# General Relativity: Curvature and Stress Energy Tensor

Hello all,

I have a quick question regarding the relation of the space-time metric and the curvature. I have determined the space-time metric, g_(alpha beta), but I am unsure as how to go from the line element ds^2 = [ 1 + (dz/dr)^2] dr^2 + r^2 dtheta^2
and the space-time metric g to the curvature R_(alpha beta)
which I can then use R_(alpha beta) = (G/c^4) T_(alpha beta) to find the stress energy tensor. So, stated in another way, my question is how do I go from line element and space-time metric to the curvature? Do I have to go through all of the Christoffel symbols and is there a formula to help with this?

Stephen

stevendaryl
Staff Emeritus
Hello all,

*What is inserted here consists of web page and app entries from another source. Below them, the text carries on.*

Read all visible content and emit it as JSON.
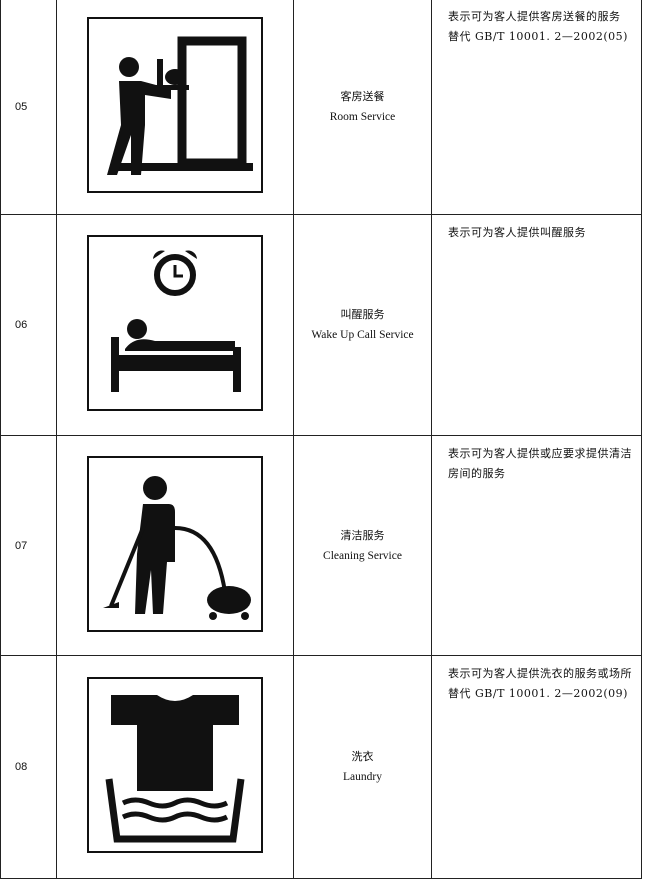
{
  "rows": [
    {
      "code": "05",
      "name_cn": "客房送餐",
      "name_en": "Room Service",
      "desc": [
        "表示可为客人提供客房送餐的服务",
        "替代 GB/T 10001. 2—2002(05)"
      ],
      "icon": "room-service-icon"
    },
    {
      "code": "06",
      "name_cn": "叫醒服务",
      "name_en": "Wake Up Call Service",
      "desc": [
        "表示可为客人提供叫醒服务"
      ],
      "icon": "wake-up-call-icon"
    },
    {
      "code": "07",
      "name_cn": "清洁服务",
      "name_en": "Cleaning Service",
      "desc": [
        "表示可为客人提供或应要求提供清洁房间的服务"
      ],
      "icon": "cleaning-service-icon"
    },
    {
      "code": "08",
      "name_cn": "洗衣",
      "name_en": "Laundry",
      "desc": [
        "表示可为客人提供洗衣的服务或场所",
        "替代 GB/T 10001. 2—2002(09)"
      ],
      "icon": "laundry-icon"
    }
  ]
}
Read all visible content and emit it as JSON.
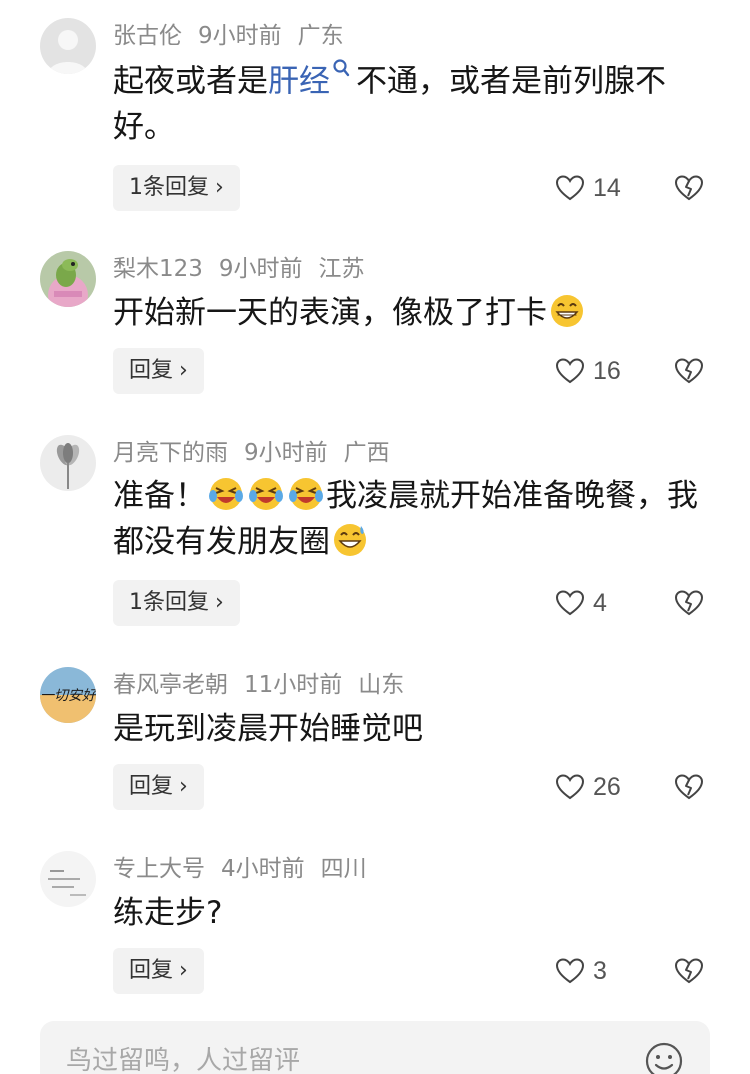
{
  "comments": [
    {
      "user": "张古伦",
      "time": "9小时前",
      "location": "广东",
      "text_before": "起夜或者是",
      "link": "肝经",
      "text_after": "不通，或者是前列腺不好。",
      "reply_label": "1条回复",
      "likes": "14"
    },
    {
      "user": "梨木123",
      "time": "9小时前",
      "location": "江苏",
      "text": "开始新一天的表演，像极了打卡",
      "reply_label": "回复",
      "likes": "16"
    },
    {
      "user": "月亮下的雨",
      "time": "9小时前",
      "location": "广西",
      "text_a": "准备！",
      "text_b": "我凌晨就开始准备晚餐，我都没有发朋友圈",
      "reply_label": "1条回复",
      "likes": "4"
    },
    {
      "user": "春风亭老朝",
      "time": "11小时前",
      "location": "山东",
      "text": "是玩到凌晨开始睡觉吧",
      "reply_label": "回复",
      "likes": "26"
    },
    {
      "user": "专上大号",
      "time": "4小时前",
      "location": "四川",
      "text": "练走步?",
      "reply_label": "回复",
      "likes": "3"
    }
  ],
  "input": {
    "placeholder": "鸟过留鸣，人过留评"
  },
  "icons": {
    "like": "heart-outline-icon",
    "dislike": "broken-heart-icon",
    "search": "search-icon",
    "emoji_picker": "smile-icon"
  },
  "colors": {
    "link": "#3a64b4",
    "meta": "#8a8a8a",
    "button_bg": "#f2f2f2",
    "input_bg": "#f3f3f3"
  }
}
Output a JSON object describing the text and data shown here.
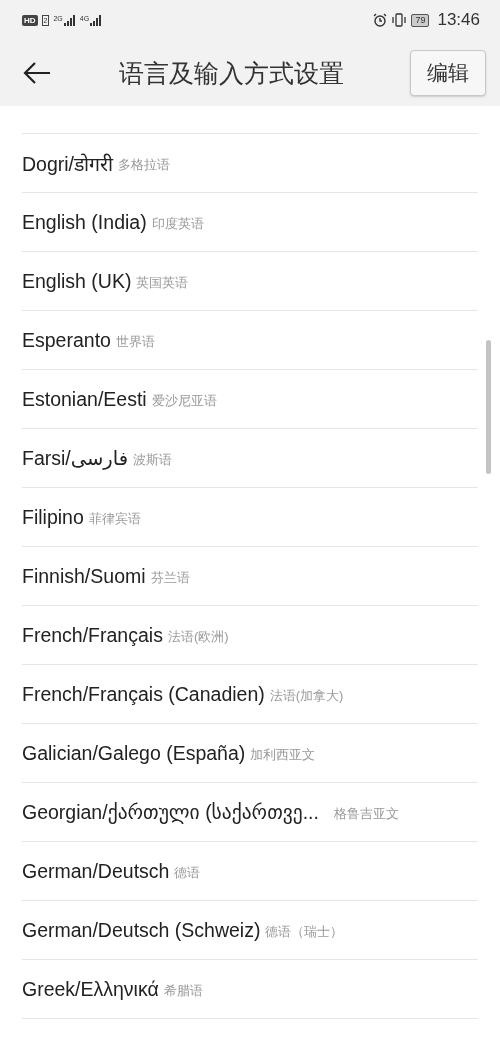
{
  "status_bar": {
    "hd_badge": "HD",
    "sim_badge": "2",
    "networks": [
      "2G",
      "4G"
    ],
    "battery": "79",
    "time": "13:46"
  },
  "header": {
    "title": "语言及输入方式设置",
    "edit_button": "编辑"
  },
  "languages": [
    {
      "name": "Dogri/डोगरी",
      "note": "多格拉语"
    },
    {
      "name": "English (India)",
      "note": "印度英语"
    },
    {
      "name": "English (UK)",
      "note": "英国英语"
    },
    {
      "name": "Esperanto",
      "note": "世界语"
    },
    {
      "name": "Estonian/Eesti",
      "note": "爱沙尼亚语"
    },
    {
      "name": "Farsi/فارسی",
      "note": "波斯语"
    },
    {
      "name": "Filipino",
      "note": "菲律宾语"
    },
    {
      "name": "Finnish/Suomi",
      "note": "芬兰语"
    },
    {
      "name": "French/Français",
      "note": "法语(欧洲)"
    },
    {
      "name": "French/Français (Canadien)",
      "note": "法语(加拿大)"
    },
    {
      "name": "Galician/Galego (España)",
      "note": "加利西亚文"
    },
    {
      "name": "Georgian/ქართული (საქართვე...",
      "note": "格鲁吉亚文"
    },
    {
      "name": "German/Deutsch",
      "note": "德语"
    },
    {
      "name": "German/Deutsch (Schweiz)",
      "note": "德语（瑞士）"
    },
    {
      "name": "Greek/Ελληνικά",
      "note": "希腊语"
    }
  ]
}
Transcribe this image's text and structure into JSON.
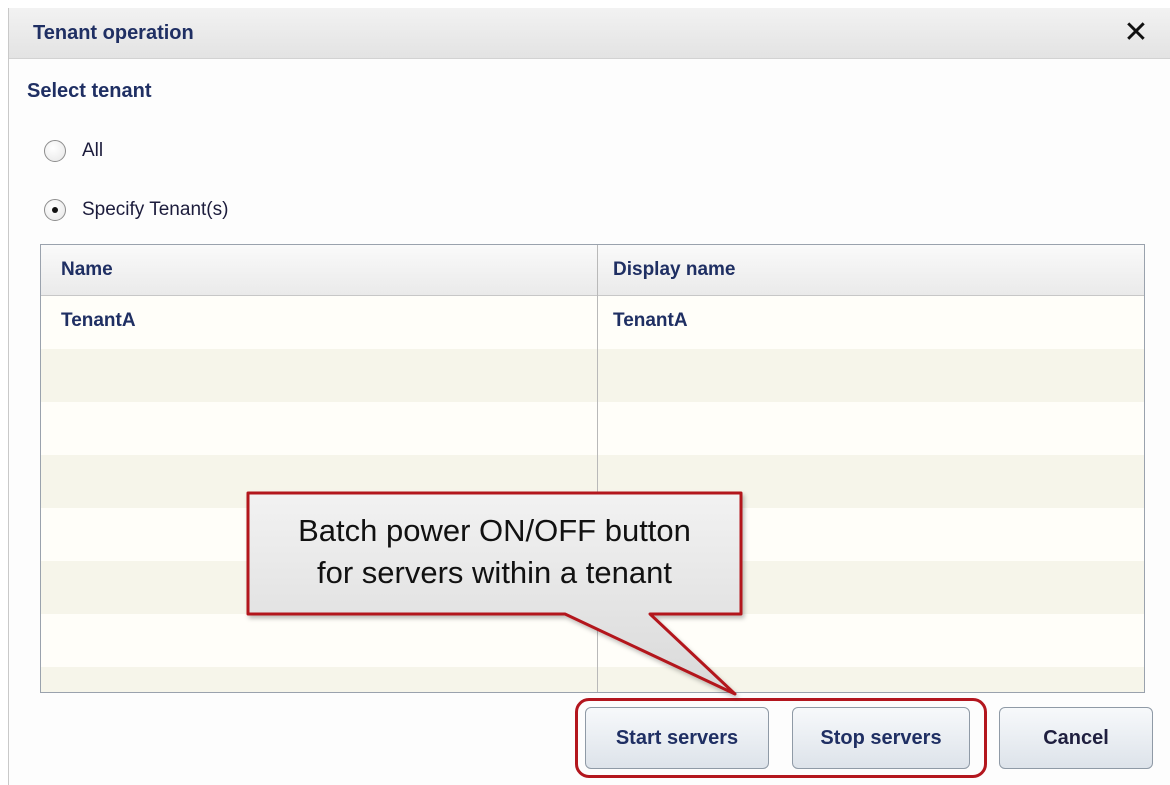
{
  "dialog": {
    "title": "Tenant operation",
    "close_icon": "close-x-icon"
  },
  "select": {
    "heading": "Select tenant",
    "options": [
      {
        "label": "All",
        "selected": false
      },
      {
        "label": "Specify Tenant(s)",
        "selected": true
      }
    ]
  },
  "table": {
    "columns": [
      "Name",
      "Display name"
    ],
    "rows": [
      {
        "name": "TenantA",
        "display_name": "TenantA"
      }
    ]
  },
  "buttons": {
    "start": "Start servers",
    "stop": "Stop servers",
    "cancel": "Cancel"
  },
  "callout": {
    "line1": "Batch power ON/OFF button",
    "line2": "for servers within  a tenant"
  },
  "colors": {
    "text_primary": "#1f2f63",
    "highlight": "#b3161e"
  }
}
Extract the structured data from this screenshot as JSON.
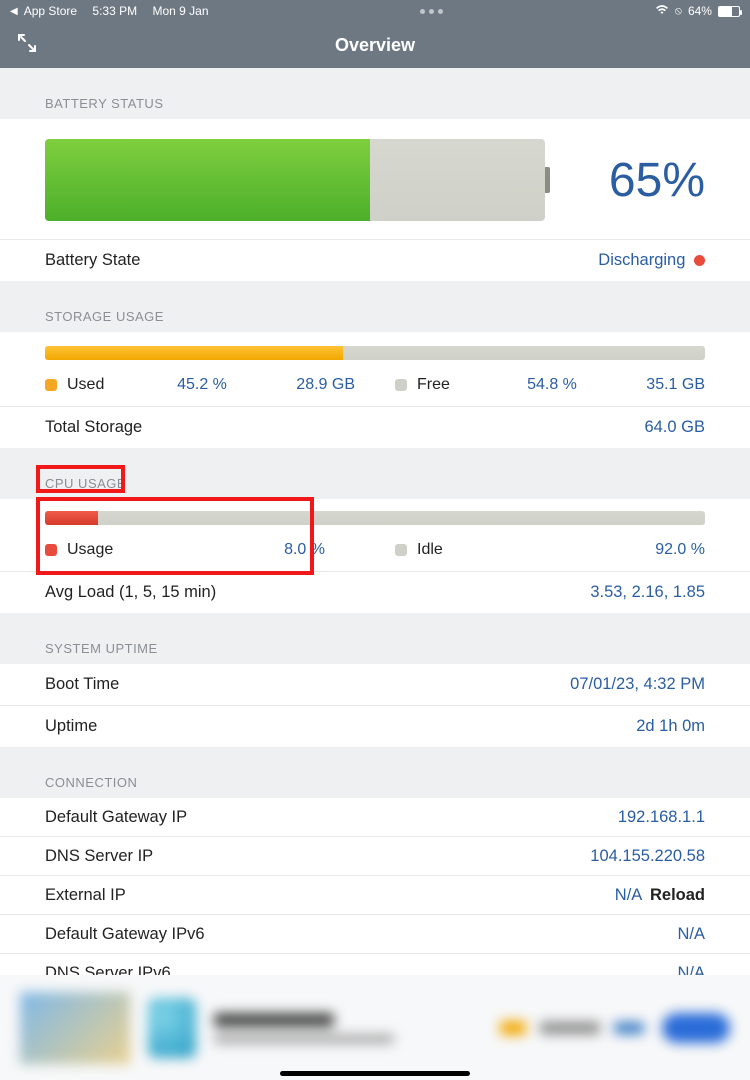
{
  "statusbar": {
    "back_app": "App Store",
    "time": "5:33 PM",
    "date": "Mon 9 Jan",
    "battery_pct": "64%"
  },
  "header": {
    "title": "Overview"
  },
  "battery": {
    "section": "BATTERY STATUS",
    "pct_text": "65%",
    "state_label": "Battery State",
    "state_value": "Discharging"
  },
  "storage": {
    "section": "STORAGE USAGE",
    "used_label": "Used",
    "used_pct": "45.2 %",
    "used_gb": "28.9 GB",
    "free_label": "Free",
    "free_pct": "54.8 %",
    "free_gb": "35.1 GB",
    "total_label": "Total Storage",
    "total_gb": "64.0 GB"
  },
  "cpu": {
    "section": "CPU USAGE",
    "usage_label": "Usage",
    "usage_pct": "8.0 %",
    "idle_label": "Idle",
    "idle_pct": "92.0 %",
    "avg_label": "Avg Load (1, 5, 15 min)",
    "avg_value": "3.53, 2.16, 1.85"
  },
  "uptime": {
    "section": "SYSTEM UPTIME",
    "boot_label": "Boot Time",
    "boot_value": "07/01/23, 4:32 PM",
    "uptime_label": "Uptime",
    "uptime_value": "2d 1h 0m"
  },
  "connection": {
    "section": "CONNECTION",
    "rows": [
      {
        "label": "Default Gateway IP",
        "value": "192.168.1.1"
      },
      {
        "label": "DNS Server IP",
        "value": "104.155.220.58"
      },
      {
        "label": "External IP",
        "value": "N/A",
        "reload": "Reload"
      },
      {
        "label": "Default Gateway IPv6",
        "value": "N/A"
      },
      {
        "label": "DNS Server IPv6",
        "value": "N/A"
      }
    ]
  }
}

I have a quick question regarding the relation of the space-time metric and the curvature. I have determined the space-time metric, g_(alpha beta), but I am unsure as how to go from the line element ds^2 = [ 1 + (dz/dr)^2] dr^2 + r^2 dtheta^2
and the space-time metric g to the curvature R_(alpha beta)
which I can then use R_(alpha beta) = (G/c^4) T_(alpha beta) to find the stress energy tensor. So, stated in another way, my question is how do I go from line element and space-time metric to the curvature? Do I have to go through all of the Christoffel symbols and is there a formula to help with this?

First, from the line element, you can read off the metric components: the quantity multiplying $dr^2$ is $g_{rr}$, and the quantity multiplying $d\theta^2$ is $g_{\theta \theta}$.
Next, from $g_{\alpha \beta}$ and its inverse $g^{\alpha \beta}$ and its derivatives, you can compute the Christoffel symbols $\Gamma^\mu_{\alpha \beta}$.
Finally, from $\Gamma^\mu_{\alpha \beta}$, its derivatives, and $g$ and its inverse, you can compute $R^\mu_{\alpha \beta \gamma}$. As far as I know, there is no shorter way.